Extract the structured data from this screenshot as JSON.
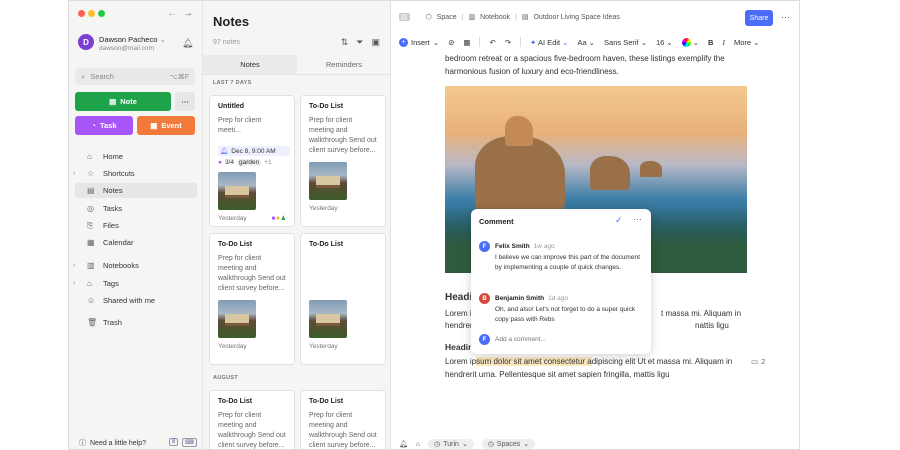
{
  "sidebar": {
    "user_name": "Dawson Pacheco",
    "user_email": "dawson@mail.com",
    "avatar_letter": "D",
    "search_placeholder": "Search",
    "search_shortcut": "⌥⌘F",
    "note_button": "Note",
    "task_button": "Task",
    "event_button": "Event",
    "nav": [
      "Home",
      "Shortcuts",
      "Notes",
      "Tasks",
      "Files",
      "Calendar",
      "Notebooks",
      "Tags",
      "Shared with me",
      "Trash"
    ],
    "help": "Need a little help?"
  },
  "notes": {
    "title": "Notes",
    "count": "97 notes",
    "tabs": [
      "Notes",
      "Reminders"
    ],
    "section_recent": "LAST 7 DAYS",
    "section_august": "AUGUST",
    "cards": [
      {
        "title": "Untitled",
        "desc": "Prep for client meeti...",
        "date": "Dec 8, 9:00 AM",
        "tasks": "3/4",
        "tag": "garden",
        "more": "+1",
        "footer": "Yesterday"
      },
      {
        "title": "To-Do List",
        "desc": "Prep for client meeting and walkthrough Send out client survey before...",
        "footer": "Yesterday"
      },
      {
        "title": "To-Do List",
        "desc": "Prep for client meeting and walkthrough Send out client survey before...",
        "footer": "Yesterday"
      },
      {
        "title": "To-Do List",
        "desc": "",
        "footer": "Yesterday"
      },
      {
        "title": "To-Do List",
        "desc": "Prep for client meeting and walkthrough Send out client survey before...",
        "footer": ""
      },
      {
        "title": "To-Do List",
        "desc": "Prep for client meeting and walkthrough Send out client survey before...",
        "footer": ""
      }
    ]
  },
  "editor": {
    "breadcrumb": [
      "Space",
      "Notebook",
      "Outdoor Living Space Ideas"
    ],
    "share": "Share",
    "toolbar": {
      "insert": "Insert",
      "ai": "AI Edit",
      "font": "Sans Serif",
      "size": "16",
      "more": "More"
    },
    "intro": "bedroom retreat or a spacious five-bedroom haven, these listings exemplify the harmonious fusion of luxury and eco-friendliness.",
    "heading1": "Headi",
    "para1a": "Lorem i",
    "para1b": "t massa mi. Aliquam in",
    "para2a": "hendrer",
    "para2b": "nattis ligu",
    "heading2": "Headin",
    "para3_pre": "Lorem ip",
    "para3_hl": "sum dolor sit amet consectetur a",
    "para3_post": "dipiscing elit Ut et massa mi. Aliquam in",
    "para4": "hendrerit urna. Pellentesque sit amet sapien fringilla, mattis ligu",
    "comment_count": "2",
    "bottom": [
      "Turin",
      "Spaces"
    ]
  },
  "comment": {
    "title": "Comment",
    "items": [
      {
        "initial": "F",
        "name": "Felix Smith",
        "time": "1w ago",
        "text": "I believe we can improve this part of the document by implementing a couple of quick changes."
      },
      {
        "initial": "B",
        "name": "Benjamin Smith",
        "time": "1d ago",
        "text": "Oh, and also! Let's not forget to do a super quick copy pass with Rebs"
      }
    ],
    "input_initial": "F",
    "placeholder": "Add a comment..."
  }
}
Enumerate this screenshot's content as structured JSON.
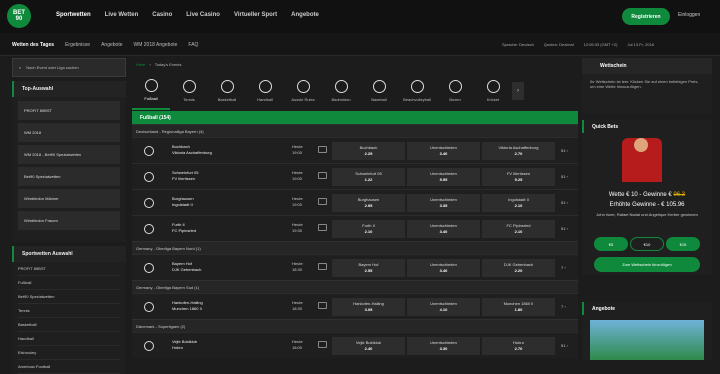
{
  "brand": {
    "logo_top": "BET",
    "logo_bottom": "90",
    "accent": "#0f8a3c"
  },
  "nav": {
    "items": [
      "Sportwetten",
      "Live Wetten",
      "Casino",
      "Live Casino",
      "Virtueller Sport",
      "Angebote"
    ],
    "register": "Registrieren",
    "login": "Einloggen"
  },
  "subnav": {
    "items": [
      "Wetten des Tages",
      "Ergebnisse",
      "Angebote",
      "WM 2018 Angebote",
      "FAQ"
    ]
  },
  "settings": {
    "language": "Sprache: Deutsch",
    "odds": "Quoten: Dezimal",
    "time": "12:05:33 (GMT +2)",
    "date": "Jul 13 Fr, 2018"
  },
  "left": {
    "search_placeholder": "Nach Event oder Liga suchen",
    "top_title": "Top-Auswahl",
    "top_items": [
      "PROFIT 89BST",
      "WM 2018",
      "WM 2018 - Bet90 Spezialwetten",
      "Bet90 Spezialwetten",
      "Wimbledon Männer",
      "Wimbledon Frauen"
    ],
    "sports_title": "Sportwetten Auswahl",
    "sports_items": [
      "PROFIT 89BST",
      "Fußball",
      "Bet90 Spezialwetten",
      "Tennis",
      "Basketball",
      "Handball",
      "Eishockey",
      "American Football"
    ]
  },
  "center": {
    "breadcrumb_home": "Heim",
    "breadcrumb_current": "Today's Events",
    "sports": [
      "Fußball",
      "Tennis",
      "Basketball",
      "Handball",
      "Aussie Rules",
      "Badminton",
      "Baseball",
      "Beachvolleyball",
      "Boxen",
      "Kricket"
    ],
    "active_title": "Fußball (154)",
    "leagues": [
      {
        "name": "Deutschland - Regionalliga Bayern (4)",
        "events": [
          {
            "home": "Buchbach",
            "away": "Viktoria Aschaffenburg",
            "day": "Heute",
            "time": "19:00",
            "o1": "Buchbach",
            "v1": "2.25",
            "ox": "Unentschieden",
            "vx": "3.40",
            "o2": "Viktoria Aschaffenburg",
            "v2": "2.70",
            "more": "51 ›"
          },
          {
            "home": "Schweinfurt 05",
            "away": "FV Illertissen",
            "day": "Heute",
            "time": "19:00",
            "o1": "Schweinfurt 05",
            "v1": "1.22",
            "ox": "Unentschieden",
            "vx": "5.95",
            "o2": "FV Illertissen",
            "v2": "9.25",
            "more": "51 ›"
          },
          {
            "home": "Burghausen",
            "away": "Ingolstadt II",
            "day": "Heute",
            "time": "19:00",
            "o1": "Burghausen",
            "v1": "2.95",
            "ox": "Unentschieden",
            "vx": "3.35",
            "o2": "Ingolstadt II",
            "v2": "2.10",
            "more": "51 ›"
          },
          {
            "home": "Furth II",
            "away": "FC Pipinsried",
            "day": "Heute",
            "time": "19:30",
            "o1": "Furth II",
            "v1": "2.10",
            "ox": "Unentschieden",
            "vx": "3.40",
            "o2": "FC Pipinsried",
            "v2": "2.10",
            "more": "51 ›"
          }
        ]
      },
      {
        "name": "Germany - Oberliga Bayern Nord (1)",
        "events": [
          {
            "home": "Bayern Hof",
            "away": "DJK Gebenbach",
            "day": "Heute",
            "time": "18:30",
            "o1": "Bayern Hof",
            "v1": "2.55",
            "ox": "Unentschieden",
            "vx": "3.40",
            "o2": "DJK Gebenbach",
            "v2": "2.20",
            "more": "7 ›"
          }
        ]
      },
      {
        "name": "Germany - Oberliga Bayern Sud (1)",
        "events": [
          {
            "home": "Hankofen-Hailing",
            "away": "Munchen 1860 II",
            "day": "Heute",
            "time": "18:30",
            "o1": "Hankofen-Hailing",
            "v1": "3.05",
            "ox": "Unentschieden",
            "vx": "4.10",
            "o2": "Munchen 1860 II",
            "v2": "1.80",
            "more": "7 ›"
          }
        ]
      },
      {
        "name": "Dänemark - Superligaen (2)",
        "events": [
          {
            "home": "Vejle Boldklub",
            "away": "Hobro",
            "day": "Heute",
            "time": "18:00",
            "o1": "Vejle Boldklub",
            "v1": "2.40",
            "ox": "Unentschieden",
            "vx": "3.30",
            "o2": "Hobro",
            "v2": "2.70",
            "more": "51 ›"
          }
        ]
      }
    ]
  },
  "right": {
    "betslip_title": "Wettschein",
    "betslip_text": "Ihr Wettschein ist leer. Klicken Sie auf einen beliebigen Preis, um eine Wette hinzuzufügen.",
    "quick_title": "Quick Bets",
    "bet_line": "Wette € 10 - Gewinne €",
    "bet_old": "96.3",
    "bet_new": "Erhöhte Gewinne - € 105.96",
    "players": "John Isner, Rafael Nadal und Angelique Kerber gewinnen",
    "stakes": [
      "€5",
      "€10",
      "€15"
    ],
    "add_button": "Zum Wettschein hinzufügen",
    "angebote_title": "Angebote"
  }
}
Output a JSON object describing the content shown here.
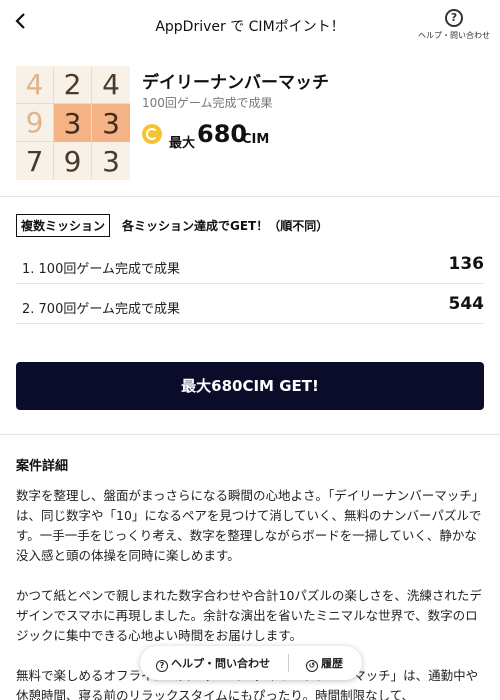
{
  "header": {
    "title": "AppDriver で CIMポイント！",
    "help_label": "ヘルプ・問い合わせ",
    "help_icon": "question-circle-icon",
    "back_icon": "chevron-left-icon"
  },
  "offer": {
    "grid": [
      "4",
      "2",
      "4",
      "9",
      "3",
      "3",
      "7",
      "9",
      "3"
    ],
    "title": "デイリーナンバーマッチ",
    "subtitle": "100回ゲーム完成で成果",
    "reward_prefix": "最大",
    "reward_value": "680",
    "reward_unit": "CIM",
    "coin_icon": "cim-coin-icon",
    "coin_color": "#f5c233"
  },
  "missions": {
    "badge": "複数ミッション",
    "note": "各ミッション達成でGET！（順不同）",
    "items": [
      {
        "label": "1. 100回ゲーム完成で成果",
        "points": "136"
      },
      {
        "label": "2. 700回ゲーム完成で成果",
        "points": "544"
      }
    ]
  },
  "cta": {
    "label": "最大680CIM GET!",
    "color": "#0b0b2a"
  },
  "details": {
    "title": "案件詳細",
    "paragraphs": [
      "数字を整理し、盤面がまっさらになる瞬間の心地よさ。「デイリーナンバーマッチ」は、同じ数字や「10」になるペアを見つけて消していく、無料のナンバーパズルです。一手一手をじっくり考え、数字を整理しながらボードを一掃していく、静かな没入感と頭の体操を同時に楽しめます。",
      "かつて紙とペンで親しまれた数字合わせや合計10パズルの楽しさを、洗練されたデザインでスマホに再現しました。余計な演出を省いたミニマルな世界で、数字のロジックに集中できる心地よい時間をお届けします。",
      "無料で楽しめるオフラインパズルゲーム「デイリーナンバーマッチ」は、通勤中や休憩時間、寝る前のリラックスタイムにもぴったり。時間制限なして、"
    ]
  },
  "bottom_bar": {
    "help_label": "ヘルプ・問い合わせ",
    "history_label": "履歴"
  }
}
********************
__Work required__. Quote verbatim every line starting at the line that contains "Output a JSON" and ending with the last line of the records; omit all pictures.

__Result for this task__.
Output a JSON object describing the content shown here.
{
  "header": {
    "title": "AppDriver で CIMポイント！",
    "help_label": "ヘルプ・問い合わせ",
    "help_icon": "question-circle-icon",
    "back_icon": "chevron-left-icon"
  },
  "offer": {
    "grid": [
      "4",
      "2",
      "4",
      "9",
      "3",
      "3",
      "7",
      "9",
      "3"
    ],
    "title": "デイリーナンバーマッチ",
    "subtitle": "100回ゲーム完成で成果",
    "reward_prefix": "最大",
    "reward_value": "680",
    "reward_unit": "CIM",
    "coin_icon": "cim-coin-icon",
    "coin_color": "#f5c233"
  },
  "missions": {
    "badge": "複数ミッション",
    "note": "各ミッション達成でGET！（順不同）",
    "items": [
      {
        "label": "1. 100回ゲーム完成で成果",
        "points": "136"
      },
      {
        "label": "2. 700回ゲーム完成で成果",
        "points": "544"
      }
    ]
  },
  "cta": {
    "label": "最大680CIM GET!",
    "color": "#0b0b2a"
  },
  "details": {
    "title": "案件詳細",
    "paragraphs": [
      "数字を整理し、盤面がまっさらになる瞬間の心地よさ。「デイリーナンバーマッチ」は、同じ数字や「10」になるペアを見つけて消していく、無料のナンバーパズルです。一手一手をじっくり考え、数字を整理しながらボードを一掃していく、静かな没入感と頭の体操を同時に楽しめます。",
      "かつて紙とペンで親しまれた数字合わせや合計10パズルの楽しさを、洗練されたデザインでスマホに再現しました。余計な演出を省いたミニマルな世界で、数字のロジックに集中できる心地よい時間をお届けします。",
      "無料で楽しめるオフラインパズルゲーム「デイリーナンバーマッチ」は、通勤中や休憩時間、寝る前のリラックスタイムにもぴったり。時間制限なして、"
    ]
  },
  "bottom_bar": {
    "help_label": "ヘルプ・問い合わせ",
    "history_label": "履歴"
  }
}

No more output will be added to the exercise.